» REQUIREMENT
This exercise needs the complete data reproduced exactly.

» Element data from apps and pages
- - - - - - -

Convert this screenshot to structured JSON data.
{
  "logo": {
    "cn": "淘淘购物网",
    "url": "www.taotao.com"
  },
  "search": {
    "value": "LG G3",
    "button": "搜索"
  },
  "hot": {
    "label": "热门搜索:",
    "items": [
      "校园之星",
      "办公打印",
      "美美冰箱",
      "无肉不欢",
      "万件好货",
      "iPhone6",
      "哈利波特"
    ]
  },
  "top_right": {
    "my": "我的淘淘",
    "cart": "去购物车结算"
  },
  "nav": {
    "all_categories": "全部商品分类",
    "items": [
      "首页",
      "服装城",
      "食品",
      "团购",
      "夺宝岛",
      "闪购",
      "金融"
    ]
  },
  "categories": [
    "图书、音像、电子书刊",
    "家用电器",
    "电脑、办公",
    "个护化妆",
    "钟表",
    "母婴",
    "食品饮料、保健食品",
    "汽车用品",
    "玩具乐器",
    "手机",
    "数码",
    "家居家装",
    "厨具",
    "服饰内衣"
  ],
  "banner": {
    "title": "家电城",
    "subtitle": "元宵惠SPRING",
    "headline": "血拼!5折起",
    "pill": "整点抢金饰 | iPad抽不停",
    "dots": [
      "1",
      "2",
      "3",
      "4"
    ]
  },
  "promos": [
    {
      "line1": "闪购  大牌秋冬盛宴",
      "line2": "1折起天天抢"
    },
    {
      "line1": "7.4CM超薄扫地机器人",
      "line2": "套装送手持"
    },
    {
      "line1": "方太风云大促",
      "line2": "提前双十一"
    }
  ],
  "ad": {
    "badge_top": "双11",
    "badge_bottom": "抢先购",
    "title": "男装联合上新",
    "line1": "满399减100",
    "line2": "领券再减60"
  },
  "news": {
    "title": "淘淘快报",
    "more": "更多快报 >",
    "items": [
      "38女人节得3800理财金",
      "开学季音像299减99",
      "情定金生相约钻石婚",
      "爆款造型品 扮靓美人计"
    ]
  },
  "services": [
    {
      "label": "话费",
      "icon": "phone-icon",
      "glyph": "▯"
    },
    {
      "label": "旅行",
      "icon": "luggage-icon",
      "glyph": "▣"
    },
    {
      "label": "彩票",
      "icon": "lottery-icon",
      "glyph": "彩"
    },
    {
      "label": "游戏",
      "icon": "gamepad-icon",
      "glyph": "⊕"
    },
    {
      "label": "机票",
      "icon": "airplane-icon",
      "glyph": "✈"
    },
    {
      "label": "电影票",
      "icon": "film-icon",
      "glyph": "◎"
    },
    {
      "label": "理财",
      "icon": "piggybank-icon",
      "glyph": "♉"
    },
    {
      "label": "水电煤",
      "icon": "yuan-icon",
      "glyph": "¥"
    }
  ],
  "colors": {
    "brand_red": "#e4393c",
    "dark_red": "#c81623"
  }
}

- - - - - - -

» ANSWER TO THIS EXERCISE
Convert this screenshot to structured JSON data.
{
  "logo": {
    "cn": "淘淘购物网",
    "url": "www.taotao.com"
  },
  "search": {
    "value": "LG G3",
    "button": "搜索"
  },
  "hot": {
    "label": "热门搜索:",
    "items": [
      "校园之星",
      "办公打印",
      "美美冰箱",
      "无肉不欢",
      "万件好货",
      "iPhone6",
      "哈利波特"
    ]
  },
  "top_right": {
    "my": "我的淘淘",
    "cart": "去购物车结算"
  },
  "nav": {
    "all_categories": "全部商品分类",
    "items": [
      "首页",
      "服装城",
      "食品",
      "团购",
      "夺宝岛",
      "闪购",
      "金融"
    ]
  },
  "categories": [
    "图书、音像、电子书刊",
    "家用电器",
    "电脑、办公",
    "个护化妆",
    "钟表",
    "母婴",
    "食品饮料、保健食品",
    "汽车用品",
    "玩具乐器",
    "手机",
    "数码",
    "家居家装",
    "厨具",
    "服饰内衣"
  ],
  "banner": {
    "title": "家电城",
    "subtitle": "元宵惠SPRING",
    "headline": "血拼!5折起",
    "pill": "整点抢金饰 | iPad抽不停",
    "dots": [
      "1",
      "2",
      "3",
      "4"
    ]
  },
  "promos": [
    {
      "line1": "闪购  大牌秋冬盛宴",
      "line2": "1折起天天抢"
    },
    {
      "line1": "7.4CM超薄扫地机器人",
      "line2": "套装送手持"
    },
    {
      "line1": "方太风云大促",
      "line2": "提前双十一"
    }
  ],
  "ad": {
    "badge_top": "双11",
    "badge_bottom": "抢先购",
    "title": "男装联合上新",
    "line1": "满399减100",
    "line2": "领券再减60"
  },
  "news": {
    "title": "淘淘快报",
    "more": "更多快报 >",
    "items": [
      "38女人节得3800理财金",
      "开学季音像299减99",
      "情定金生相约钻石婚",
      "爆款造型品 扮靓美人计"
    ]
  },
  "services": [
    {
      "label": "话费",
      "icon": "phone-icon",
      "glyph": "▯"
    },
    {
      "label": "旅行",
      "icon": "luggage-icon",
      "glyph": "▣"
    },
    {
      "label": "彩票",
      "icon": "lottery-icon",
      "glyph": "彩"
    },
    {
      "label": "游戏",
      "icon": "gamepad-icon",
      "glyph": "⊕"
    },
    {
      "label": "机票",
      "icon": "airplane-icon",
      "glyph": "✈"
    },
    {
      "label": "电影票",
      "icon": "film-icon",
      "glyph": "◎"
    },
    {
      "label": "理财",
      "icon": "piggybank-icon",
      "glyph": "♉"
    },
    {
      "label": "水电煤",
      "icon": "yuan-icon",
      "glyph": "¥"
    }
  ],
  "colors": {
    "brand_red": "#e4393c",
    "dark_red": "#c81623"
  }
}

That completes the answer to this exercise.